The query result contains customer information and order information for only those rows where a corresponding match was found. One of the values you can specify for each relationship is the join type.
The join type tells Access which records to include in a query result. For example, consider again a query that joins the Customers table and the Orders table on the common fields that represent the Customer ID. Using the default join type called an inner jointhe query returns only the Customer rows and the Order rows where the common fields also called the joined fields are equal.
It is as if two tables have the exact same primary key.
Understanding Relationship Types : MS Access

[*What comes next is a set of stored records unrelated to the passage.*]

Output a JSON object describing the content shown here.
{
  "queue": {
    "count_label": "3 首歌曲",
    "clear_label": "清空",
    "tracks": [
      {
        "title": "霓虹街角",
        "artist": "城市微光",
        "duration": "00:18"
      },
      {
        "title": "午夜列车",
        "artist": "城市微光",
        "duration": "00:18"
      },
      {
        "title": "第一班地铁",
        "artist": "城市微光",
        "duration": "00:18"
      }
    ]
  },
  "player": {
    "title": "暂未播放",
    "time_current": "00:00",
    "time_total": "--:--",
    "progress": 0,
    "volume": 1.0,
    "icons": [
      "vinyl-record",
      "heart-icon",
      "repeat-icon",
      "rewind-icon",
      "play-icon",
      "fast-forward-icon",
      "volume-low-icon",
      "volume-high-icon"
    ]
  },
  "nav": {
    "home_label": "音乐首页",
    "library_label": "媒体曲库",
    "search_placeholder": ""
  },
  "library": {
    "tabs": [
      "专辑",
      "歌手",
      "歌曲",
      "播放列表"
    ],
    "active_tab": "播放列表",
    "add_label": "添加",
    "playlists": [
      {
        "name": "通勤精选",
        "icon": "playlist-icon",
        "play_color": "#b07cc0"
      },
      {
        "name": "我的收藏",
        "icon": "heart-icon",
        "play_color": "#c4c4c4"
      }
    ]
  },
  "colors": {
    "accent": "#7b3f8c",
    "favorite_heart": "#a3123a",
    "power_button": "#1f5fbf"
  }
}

Typically, data from different tables in a one-to-one relationship will be combined into one table. For each record in one table, there may be zero, one or many records matching in a separate table. For example, you might have an invoice header table related to an invoice detail table. The invoice header table has a primary key, Invoice Number. The invoice detail table will use the Invoice Number for every record representing a detail of that particular invoice.
This is certainly the most common type of relationship you will encounter. Used decidedly less often, this relationship cannot be defined in Access without the use of a mapping table.
Relational databases: Defining relationships between database tables
This relationship states that records in both tables can have any number of matching records in the other table. In the sample database that came with this book, relationships have already been established between the tables.
Take a look at some of these relationships to get a better idea of how they can be set and changed. Go to the application ribbon and select the Database Tools tab. This form of relationship is created when both related columns in the Tables consist of a unique constraint or a primary key. This is one of the rare relationships amongst these three, as this form of relationship restricts information from traveling through another table, as it is limited to just one table.
One-to-one Relationship is used in conditions like: If the user wants to divide the table into multiple columns.
For isolating parts of a table into different sections to make the data more secure. For storing short-lived data that is prone to get deleted with the deletion of the table. For storing information that applies to only a subset information from the main table For all its sophistication, MS Access database still remains vulnerable to file corruption so it is very important to keep an accdb repair tool on hand.